I really love to stay at a very old Japanese Style house. In the Shirakawago area, you can stay at Gassho-zukuri houses constructed with woods and rope.  There are over 100 Gassho-zukuri houses in the Shirakawago area.

The view from the Ogimachi castle historic site Observatory

The view from the Ogimachi castle historic site Observatory

Shirakawago is located in the north of Gifu. This area gets over 2m of snow in the winter season. Each Gassho-zukuri house has a sloped roof to withstand the heavy snow.

The beams are made from trees that grow on the mountainsides and develop the curve naturally. No nails are used. The roof frame is lashed together with rope and twisted hazel boughs.

The roof is constucted by oak beams curved at the base.

Oak beams curved at the base

Oak beams curved at the base

You can see the details of the Gassho-zukuri house at Gassho-zukuri Minkaen Museum exhibiting about 26 Gassho-zukuri houses.


Gassho-zukuri Minkaen Museum

“Gassho” means the grasping of hands in front of gods in Japan. The Gassho style started from the end of era to the Meiji era (mid 19th century). The first floor was built by carpenters specializing in temples and shrines. The second and third floors were made with ropes, timber and the cooperation of villagers.

All logs were joined together only with straw or ivy ropes. Those ropes help to preserve the house for a long time because they accumulate soot from the smoke of the hearth and become as hard as steel, thus developing insect-repellent and preservation effects.

Additionally, the warm air goes up to the attic, making it possible to cultivate silkworms on the second floor.

On the first floor, all daily life, including cooking, eating, spending time together with the family and welcoming customers, takes place in a big hall with a hearth fireplace.

Kaga calm promotes the production of saltpeter for gunpowder under the floor, Japanese paper and silk. Gassho-zukuri was the bestl place to produce those products as tributes to Kaga calm during the Edo era.

We stayed at Magoemon ryokan which had more than 280 years of history.  Guests had supper together at its dining room to share memories of the journey.



Entrance of Magoemon

Entrance of Magoemon

We had dinner with 4 tourist groups together in a circle.


Dinner preparation

Shirakawago area's Gassho- style house

Shirakawago area’s Gassho- style house


Shirakawago area’s Gassho- style house


Shirakawago area’s Gassho- style house

Gassho-zukuri houses need to have their the roofs retouched every 15 to 20 years. The retouching used to be done by the efforts of the local residents to preserve the house for future generations.

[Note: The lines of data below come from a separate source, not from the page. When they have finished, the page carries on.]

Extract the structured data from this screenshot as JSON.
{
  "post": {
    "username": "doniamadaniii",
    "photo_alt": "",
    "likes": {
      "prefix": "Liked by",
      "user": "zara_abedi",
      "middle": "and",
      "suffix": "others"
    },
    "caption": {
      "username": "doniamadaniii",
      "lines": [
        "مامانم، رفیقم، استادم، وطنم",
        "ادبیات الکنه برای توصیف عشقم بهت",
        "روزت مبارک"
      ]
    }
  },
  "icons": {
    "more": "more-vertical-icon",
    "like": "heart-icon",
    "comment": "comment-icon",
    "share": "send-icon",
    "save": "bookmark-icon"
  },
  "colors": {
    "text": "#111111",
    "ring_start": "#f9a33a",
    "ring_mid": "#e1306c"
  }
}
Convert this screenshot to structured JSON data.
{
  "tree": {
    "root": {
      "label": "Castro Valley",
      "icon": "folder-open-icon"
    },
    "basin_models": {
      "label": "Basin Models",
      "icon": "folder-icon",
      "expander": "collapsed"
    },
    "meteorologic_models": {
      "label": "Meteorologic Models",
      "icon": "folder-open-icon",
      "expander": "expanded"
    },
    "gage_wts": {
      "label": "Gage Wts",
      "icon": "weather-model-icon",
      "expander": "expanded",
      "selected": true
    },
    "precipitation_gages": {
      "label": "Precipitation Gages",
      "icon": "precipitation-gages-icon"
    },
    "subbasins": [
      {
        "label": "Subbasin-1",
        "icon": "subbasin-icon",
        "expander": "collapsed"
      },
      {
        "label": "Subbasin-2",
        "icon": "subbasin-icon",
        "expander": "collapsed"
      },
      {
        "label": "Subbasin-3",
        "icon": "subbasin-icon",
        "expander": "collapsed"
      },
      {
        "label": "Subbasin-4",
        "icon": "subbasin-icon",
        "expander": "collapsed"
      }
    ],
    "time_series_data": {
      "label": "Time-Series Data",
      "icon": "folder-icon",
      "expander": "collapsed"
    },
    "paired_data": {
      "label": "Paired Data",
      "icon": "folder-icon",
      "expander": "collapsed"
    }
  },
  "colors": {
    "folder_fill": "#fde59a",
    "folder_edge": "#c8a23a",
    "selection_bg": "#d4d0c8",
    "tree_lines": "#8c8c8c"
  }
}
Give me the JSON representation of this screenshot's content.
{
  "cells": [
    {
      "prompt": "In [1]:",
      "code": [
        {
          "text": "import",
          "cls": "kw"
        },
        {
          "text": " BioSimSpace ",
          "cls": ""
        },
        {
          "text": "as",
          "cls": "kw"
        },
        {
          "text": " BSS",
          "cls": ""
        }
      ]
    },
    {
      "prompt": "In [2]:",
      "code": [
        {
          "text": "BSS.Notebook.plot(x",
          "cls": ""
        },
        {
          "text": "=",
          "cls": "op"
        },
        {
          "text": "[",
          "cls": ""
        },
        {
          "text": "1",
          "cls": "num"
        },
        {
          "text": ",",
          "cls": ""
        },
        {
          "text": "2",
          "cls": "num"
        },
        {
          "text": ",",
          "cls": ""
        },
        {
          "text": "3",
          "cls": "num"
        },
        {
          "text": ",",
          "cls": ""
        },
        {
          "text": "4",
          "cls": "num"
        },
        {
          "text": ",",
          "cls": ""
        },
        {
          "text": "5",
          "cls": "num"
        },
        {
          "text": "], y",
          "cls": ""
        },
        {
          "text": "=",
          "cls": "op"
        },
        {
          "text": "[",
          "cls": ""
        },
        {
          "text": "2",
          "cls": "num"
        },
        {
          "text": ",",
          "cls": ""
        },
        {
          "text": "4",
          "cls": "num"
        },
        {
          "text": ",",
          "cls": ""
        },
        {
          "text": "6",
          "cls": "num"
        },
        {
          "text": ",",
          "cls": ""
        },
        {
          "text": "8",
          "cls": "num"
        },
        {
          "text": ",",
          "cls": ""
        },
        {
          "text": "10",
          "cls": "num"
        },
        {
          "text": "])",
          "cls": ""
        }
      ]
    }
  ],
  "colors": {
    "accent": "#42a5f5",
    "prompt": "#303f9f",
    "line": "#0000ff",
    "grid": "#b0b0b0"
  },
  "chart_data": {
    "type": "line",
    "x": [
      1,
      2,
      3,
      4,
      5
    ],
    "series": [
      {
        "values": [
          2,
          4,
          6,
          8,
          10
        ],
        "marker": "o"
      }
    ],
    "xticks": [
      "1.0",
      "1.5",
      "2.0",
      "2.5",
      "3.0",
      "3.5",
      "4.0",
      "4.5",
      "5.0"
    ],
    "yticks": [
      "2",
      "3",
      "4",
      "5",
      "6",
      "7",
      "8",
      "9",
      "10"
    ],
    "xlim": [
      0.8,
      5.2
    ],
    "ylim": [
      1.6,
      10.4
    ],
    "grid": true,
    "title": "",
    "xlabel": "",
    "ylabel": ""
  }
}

We had a chance to see the retouching of the roof of a Gassho-zukuri house at Shirakawago.


Roof retouching

It takes 4 hours to see around in Shirakawago, but it is better to put aside one whole day including travel.

You can take a tour bus to visit Hohana town, Ainokura and the Suganuma area in the Gokayama region and Shirakawago from Takaoka Station in Toyama Prefecture.

The distance between Ainokura and Suganuma is 11 km. The Shirakawago area is much bigger than the Gokayama region.

There are several cozy restaurants and cafes in Shirakawago. Cafe Hina was one of my favorite places to stay for a long time.


Cafe Hina


Fresh vegetables harvested by the cafe’s owner